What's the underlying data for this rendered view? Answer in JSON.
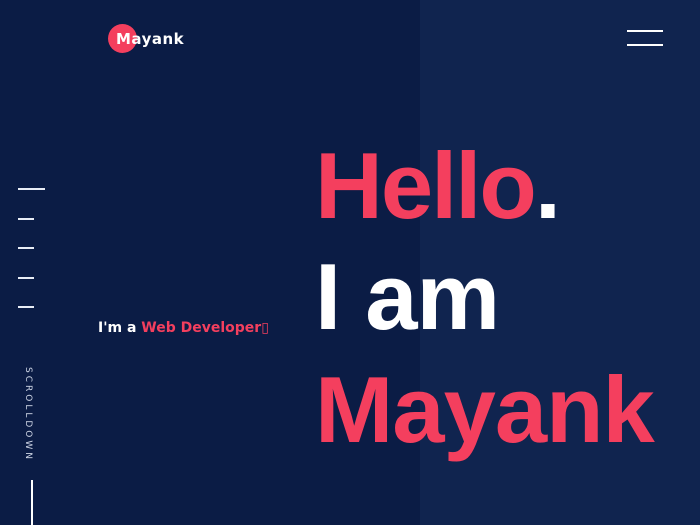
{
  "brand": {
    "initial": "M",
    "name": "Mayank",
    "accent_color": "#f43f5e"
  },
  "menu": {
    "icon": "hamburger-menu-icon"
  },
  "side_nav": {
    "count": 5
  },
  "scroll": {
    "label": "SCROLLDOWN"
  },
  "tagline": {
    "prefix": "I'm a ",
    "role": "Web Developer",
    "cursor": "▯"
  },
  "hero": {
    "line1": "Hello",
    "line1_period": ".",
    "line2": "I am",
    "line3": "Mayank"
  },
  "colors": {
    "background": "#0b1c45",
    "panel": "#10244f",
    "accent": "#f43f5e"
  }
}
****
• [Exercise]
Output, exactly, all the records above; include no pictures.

• [Response to the task]
What's the underlying data for this rendered view? Answer in JSON.
{
  "brand": {
    "initial": "M",
    "name": "Mayank",
    "accent_color": "#f43f5e"
  },
  "menu": {
    "icon": "hamburger-menu-icon"
  },
  "side_nav": {
    "count": 5
  },
  "scroll": {
    "label": "SCROLLDOWN"
  },
  "tagline": {
    "prefix": "I'm a ",
    "role": "Web Developer",
    "cursor": "▯"
  },
  "hero": {
    "line1": "Hello",
    "line1_period": ".",
    "line2": "I am",
    "line3": "Mayank"
  },
  "colors": {
    "background": "#0b1c45",
    "panel": "#10244f",
    "accent": "#f43f5e"
  }
}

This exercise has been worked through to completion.